Gerald Lee Staley
also known as Jerry Staley
- Bats Right, Throws Right
- Height 6' 0", Weight 195 lb.
- High School Battle Ground High School
- Debut April 20, 1947
- Final Game September 25, 1961
- Born August 21, 1920 in Brush Prairie, WA USA
- Died January 2, 2008 in Vancouver, WA USA
Gerry Staley pitched for fifteen years in the majors, making the All-Star team as both a starter (1952 and 1953) and as a reliever in both All-Star Games played in 1960. In 1949, while splitting his time between starts and relief, he was second in the National League in ERA. From 1949 to 1953, he won 19, 17, and 18 games respectively, primarily as a starter.
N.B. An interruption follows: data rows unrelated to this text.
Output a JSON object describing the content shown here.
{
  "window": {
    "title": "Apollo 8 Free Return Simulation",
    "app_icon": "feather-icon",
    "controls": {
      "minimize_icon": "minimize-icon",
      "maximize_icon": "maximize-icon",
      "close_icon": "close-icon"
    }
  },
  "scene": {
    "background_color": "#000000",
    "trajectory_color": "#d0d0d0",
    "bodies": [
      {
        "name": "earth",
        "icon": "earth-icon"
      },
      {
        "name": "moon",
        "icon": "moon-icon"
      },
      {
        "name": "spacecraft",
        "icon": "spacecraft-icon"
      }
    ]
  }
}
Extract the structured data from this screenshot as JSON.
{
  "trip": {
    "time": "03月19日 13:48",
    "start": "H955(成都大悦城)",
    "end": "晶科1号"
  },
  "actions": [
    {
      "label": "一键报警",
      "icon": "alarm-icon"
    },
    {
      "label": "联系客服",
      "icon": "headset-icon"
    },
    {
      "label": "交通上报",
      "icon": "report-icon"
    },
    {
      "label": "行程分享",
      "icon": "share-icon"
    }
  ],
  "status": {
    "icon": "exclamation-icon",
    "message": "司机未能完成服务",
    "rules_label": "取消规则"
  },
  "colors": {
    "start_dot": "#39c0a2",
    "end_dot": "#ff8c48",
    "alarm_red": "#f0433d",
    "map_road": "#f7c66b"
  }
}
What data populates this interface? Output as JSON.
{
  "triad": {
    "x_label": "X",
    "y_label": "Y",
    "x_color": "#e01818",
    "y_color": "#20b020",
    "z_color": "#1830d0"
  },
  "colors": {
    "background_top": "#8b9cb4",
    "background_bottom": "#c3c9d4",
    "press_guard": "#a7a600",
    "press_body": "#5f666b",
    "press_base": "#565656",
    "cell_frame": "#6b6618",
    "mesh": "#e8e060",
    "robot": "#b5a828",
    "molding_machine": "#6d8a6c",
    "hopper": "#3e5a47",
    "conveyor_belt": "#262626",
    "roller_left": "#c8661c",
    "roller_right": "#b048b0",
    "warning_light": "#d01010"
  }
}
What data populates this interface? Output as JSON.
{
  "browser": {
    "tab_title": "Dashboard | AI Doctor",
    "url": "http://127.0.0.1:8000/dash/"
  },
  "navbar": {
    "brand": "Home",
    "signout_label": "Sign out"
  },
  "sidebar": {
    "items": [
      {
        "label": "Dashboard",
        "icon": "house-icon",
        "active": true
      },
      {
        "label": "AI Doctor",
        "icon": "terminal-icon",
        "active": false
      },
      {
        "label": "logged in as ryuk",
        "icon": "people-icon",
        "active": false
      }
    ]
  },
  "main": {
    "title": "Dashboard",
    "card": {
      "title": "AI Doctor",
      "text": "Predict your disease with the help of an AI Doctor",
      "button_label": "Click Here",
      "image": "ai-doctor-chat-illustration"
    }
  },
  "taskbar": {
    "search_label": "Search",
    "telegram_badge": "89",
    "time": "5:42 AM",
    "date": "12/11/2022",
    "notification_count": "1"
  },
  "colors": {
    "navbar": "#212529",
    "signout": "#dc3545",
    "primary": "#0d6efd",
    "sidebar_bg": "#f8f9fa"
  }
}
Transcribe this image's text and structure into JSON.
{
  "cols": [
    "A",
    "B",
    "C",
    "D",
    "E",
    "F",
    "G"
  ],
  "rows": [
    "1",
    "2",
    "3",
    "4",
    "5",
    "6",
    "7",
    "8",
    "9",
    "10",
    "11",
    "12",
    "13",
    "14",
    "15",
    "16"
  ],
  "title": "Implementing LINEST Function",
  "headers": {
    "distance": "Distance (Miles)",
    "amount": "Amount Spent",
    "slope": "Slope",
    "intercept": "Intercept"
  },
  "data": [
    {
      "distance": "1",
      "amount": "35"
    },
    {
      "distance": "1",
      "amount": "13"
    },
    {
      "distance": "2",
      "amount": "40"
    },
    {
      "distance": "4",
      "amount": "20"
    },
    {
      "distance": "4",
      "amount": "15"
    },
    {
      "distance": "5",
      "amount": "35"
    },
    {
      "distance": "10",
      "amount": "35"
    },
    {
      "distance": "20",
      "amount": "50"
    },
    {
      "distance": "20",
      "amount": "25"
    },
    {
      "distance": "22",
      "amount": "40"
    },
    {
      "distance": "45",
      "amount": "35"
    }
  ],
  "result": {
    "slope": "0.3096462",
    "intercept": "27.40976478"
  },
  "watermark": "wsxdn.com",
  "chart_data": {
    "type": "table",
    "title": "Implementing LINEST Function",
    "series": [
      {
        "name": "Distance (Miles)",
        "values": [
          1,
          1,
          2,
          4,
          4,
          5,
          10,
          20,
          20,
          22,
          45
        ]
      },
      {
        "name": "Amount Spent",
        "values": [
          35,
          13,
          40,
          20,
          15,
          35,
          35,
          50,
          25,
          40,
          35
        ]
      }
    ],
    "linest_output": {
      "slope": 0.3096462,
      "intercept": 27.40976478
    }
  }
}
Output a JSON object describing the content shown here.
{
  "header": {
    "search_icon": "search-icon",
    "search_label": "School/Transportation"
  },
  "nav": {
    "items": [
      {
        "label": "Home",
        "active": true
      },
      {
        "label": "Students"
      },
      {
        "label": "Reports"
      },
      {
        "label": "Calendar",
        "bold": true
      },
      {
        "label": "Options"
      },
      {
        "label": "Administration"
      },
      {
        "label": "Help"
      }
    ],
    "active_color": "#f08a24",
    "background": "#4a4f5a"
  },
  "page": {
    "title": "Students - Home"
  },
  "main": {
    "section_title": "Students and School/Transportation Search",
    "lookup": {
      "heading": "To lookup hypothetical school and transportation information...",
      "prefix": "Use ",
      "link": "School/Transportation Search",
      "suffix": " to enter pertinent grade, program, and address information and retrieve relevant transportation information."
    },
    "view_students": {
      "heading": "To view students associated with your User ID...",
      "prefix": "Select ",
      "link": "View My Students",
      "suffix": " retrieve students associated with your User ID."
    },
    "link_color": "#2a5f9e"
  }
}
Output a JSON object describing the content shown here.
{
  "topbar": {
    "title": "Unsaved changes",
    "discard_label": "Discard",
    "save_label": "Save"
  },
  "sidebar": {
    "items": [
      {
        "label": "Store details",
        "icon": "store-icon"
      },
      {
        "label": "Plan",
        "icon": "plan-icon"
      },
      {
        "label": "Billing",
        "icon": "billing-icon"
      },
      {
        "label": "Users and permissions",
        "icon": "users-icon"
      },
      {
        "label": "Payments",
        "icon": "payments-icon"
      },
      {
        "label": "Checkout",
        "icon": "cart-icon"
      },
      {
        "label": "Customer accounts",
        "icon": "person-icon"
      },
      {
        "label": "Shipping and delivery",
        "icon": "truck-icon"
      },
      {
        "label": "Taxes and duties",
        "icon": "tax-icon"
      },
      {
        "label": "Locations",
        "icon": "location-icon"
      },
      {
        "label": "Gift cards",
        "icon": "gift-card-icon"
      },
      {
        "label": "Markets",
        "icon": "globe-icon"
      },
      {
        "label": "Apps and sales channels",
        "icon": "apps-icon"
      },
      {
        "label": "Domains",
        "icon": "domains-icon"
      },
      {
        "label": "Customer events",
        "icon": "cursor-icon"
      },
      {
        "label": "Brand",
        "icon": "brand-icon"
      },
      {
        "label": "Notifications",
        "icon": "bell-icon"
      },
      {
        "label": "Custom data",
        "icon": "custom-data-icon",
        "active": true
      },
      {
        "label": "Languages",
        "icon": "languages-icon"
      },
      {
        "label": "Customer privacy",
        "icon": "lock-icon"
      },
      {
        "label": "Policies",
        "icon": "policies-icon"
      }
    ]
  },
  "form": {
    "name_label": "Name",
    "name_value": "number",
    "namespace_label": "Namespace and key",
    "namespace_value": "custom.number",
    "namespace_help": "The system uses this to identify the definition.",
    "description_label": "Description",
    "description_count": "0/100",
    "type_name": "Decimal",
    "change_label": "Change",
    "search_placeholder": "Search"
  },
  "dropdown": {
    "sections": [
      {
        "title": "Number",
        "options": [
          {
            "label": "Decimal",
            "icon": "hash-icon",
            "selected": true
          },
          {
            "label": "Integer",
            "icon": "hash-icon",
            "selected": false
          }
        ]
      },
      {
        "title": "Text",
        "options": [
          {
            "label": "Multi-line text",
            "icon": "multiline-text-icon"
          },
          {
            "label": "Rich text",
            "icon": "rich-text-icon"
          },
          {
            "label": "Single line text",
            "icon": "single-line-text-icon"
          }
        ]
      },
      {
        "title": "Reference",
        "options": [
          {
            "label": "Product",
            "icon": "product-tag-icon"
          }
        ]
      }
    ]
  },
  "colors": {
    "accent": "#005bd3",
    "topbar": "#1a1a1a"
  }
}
In 1959 as a reliever, he led the American League in both Games Pitched and Games Finished.
He pitched in the 1959 World Series for the Chicago White Sox against the Los Angeles Dodgers. He appeared in 4 games, pitching 8 and 1/3 innings giving up 8 hits, 2 earned runs, no walks, and 3 strikeouts. He also had 1 save. He lost one game, giving up a game-winning home run in Game 4 to Gil Hodges in the bottom of the 8th inning.
Staley began his pro career in 1941, leading the Pioneer League with 261 IP and 22 wins. He was 20-10 in 1942 back in the Pioneer League, before missing the 1943-1945 seasons due to military service. He was with an Army evacuation hospital unit in the Pacific. He returned in 1946 to the Pacific Coast League before making his major league debut with the St. Louis Cardinals in 1947.
Because Staley split his time between being a starter and a reliever, winning 134 games and saving 61, the similarity scores method shows the most similar players as other pitchers who were both starters and relievers - people like Bob Stanley, Dick Drago, Dick Tidrow, and Firpo Marberry. Stanley, although he doesn't seem like the most similar, is ranked most similar to Staley by the method (even their last names are only one letter apart).
After his baseball days, Staley was superintendent of the Clark County Parks and Recreation Department for 17 years.
Always a pitcher, he was named to the Washington State Horseshoe Pitchers Hall of Fame.
He died of natural causes.
One source: L.A. Times obituary of Gerry Staley, January 6, 2008.
- 3-time All-Star (1952, 1953 & 1960)
- AL Games Pitched Leader (1959)
- 15 Wins Seasons: 3 (1951-1953)
- 200 Innings Pitched Seasons: 3 (1951-1953)